___ Records for the task ___

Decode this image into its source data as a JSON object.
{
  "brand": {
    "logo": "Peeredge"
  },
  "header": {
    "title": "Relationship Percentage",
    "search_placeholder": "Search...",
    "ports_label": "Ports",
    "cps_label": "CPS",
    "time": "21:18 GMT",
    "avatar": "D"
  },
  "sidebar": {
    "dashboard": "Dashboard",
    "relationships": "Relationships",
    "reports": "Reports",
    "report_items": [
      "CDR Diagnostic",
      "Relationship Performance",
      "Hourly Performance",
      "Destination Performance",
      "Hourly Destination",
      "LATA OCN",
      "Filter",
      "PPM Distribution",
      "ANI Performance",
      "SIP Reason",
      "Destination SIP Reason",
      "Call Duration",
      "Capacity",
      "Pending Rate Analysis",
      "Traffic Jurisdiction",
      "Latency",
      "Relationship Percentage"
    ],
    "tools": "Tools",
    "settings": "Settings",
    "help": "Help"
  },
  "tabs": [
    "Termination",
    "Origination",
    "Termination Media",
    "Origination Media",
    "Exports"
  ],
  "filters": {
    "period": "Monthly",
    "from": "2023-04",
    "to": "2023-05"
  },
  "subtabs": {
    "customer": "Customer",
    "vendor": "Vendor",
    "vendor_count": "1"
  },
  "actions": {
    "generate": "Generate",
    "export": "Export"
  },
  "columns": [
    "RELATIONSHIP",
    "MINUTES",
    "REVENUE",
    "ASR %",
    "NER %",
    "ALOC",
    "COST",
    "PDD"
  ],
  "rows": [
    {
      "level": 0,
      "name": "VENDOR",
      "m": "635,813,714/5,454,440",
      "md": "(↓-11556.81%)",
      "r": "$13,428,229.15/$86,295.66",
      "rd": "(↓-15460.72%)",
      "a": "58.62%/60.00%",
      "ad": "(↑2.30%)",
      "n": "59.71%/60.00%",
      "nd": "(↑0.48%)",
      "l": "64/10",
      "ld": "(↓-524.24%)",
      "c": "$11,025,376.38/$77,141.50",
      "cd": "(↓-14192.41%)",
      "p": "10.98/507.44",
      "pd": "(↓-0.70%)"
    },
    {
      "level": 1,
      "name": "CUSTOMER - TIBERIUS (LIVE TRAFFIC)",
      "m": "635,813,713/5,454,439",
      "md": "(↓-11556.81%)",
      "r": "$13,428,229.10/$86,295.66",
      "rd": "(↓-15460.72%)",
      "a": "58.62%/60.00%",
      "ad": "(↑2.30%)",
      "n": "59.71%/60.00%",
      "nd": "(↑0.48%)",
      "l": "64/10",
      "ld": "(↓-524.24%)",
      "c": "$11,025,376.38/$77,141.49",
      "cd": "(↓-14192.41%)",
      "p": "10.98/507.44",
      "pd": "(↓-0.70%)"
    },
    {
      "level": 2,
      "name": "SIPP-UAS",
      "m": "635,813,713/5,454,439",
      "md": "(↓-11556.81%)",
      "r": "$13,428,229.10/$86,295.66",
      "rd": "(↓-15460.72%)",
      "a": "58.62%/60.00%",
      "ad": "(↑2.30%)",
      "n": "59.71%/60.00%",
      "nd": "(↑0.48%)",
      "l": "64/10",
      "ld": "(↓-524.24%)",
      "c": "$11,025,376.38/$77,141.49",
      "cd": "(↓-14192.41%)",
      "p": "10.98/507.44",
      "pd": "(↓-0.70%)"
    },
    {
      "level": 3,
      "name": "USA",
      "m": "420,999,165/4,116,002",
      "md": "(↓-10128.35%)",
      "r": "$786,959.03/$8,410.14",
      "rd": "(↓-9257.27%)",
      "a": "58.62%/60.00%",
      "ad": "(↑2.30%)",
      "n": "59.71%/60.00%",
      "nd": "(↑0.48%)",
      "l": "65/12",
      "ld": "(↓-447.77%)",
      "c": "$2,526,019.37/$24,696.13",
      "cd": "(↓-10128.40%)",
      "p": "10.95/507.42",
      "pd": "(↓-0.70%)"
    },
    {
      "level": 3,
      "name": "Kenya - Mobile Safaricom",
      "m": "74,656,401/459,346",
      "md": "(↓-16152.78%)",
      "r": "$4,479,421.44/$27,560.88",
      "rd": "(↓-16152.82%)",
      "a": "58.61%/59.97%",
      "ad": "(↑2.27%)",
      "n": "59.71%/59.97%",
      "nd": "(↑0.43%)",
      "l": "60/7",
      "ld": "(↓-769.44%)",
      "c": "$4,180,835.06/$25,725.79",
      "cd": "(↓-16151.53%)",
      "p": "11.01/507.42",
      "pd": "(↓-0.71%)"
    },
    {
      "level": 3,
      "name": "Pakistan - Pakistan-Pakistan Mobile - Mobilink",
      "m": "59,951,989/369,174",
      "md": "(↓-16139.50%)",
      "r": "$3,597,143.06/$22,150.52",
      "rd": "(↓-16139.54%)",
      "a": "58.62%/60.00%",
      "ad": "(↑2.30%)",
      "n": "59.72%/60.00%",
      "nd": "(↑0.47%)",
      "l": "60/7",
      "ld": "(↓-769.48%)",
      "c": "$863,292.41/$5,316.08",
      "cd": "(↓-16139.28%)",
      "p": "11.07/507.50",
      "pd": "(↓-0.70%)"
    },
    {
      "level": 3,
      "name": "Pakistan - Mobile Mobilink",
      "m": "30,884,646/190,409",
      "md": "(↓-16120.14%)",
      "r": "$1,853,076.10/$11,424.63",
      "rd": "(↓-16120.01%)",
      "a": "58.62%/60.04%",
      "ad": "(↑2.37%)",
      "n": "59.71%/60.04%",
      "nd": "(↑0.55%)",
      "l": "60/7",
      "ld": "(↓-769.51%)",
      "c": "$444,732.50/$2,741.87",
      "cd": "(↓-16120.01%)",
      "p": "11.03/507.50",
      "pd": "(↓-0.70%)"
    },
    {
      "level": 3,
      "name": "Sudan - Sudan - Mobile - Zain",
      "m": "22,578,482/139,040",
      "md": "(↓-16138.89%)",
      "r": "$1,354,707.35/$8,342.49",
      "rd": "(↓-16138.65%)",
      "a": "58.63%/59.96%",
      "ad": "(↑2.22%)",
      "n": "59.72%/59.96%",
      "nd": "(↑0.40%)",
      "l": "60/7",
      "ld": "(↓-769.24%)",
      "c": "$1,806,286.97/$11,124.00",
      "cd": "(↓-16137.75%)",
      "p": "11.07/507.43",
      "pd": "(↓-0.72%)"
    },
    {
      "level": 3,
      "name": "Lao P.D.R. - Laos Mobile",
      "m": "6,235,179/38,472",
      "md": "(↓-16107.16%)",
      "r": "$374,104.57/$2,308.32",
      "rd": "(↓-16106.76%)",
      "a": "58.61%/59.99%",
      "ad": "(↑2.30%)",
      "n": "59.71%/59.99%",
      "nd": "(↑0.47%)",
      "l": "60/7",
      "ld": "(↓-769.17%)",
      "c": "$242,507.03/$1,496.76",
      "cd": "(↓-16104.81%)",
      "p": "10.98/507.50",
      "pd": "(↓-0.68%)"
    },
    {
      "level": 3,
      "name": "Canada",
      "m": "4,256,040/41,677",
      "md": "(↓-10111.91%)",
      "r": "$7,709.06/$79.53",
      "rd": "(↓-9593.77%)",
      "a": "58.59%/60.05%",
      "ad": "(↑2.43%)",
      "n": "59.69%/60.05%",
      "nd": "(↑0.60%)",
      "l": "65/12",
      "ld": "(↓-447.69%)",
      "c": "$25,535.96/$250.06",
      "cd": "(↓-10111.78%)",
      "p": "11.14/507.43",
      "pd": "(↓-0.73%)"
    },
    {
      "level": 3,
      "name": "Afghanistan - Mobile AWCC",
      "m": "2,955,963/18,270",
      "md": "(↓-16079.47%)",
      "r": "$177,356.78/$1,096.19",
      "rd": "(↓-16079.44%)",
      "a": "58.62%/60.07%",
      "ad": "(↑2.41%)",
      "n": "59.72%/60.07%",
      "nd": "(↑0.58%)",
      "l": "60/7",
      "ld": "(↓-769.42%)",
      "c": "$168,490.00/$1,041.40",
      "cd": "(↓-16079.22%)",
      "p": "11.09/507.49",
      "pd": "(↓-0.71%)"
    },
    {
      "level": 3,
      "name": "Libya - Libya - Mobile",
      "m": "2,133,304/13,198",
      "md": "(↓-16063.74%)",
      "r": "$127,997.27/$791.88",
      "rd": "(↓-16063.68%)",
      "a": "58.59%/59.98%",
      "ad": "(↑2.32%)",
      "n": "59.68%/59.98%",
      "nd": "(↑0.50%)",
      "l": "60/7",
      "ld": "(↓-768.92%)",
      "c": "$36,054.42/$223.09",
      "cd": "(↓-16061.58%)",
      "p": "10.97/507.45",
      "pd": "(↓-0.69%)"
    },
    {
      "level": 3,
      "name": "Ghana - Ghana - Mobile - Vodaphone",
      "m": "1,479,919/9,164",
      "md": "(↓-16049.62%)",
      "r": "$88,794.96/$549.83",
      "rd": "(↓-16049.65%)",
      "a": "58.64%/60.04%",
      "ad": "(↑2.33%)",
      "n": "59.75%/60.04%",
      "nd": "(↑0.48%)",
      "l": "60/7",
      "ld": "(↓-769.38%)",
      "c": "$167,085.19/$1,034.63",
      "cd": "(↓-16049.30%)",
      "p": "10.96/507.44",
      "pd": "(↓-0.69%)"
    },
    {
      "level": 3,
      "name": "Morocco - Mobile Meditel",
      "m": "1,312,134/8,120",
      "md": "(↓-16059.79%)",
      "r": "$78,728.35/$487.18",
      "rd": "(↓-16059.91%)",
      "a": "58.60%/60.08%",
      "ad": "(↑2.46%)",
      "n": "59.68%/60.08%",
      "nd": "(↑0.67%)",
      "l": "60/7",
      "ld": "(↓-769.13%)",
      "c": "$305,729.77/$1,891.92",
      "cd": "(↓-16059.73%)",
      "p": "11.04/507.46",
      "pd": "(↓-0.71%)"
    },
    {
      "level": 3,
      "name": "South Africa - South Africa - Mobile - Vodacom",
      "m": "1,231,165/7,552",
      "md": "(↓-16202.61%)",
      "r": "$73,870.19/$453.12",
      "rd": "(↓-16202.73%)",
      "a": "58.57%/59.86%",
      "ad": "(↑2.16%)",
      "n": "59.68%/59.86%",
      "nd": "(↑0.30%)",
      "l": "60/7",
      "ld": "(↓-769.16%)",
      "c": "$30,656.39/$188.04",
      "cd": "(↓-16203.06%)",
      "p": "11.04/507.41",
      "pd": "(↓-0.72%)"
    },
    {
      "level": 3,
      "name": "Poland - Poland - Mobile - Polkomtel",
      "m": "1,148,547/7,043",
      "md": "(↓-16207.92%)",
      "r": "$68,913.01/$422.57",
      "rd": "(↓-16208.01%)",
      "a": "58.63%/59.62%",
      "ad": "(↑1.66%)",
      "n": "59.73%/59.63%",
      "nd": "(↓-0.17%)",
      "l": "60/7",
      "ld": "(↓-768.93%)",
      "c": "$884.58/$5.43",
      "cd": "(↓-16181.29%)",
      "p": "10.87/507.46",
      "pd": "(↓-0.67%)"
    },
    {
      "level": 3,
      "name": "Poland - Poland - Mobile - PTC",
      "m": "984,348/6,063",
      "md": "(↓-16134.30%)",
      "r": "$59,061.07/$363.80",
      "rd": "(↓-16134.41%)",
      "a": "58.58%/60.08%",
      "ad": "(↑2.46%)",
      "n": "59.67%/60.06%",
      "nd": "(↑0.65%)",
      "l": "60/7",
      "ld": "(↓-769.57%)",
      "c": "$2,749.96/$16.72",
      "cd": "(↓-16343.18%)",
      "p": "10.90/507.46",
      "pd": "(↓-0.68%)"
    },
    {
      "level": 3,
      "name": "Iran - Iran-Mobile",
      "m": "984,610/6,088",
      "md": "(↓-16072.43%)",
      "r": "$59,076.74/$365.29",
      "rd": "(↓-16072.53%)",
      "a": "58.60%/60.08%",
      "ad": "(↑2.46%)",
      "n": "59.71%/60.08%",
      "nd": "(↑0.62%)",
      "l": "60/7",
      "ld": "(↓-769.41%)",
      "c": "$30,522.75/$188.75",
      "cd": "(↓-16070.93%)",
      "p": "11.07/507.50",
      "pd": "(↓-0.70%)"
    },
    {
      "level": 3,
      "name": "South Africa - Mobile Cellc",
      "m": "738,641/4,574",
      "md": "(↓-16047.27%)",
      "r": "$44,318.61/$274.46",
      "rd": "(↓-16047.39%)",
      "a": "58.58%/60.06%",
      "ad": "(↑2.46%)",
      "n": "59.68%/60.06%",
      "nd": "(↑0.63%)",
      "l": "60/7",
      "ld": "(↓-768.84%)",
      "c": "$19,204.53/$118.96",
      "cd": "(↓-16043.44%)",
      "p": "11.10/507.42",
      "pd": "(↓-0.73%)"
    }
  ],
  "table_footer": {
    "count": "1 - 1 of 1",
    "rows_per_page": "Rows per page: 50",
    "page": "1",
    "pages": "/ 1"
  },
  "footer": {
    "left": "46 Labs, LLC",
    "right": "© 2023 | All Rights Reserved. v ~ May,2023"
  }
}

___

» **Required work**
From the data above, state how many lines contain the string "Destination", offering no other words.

» **Expected answer**
3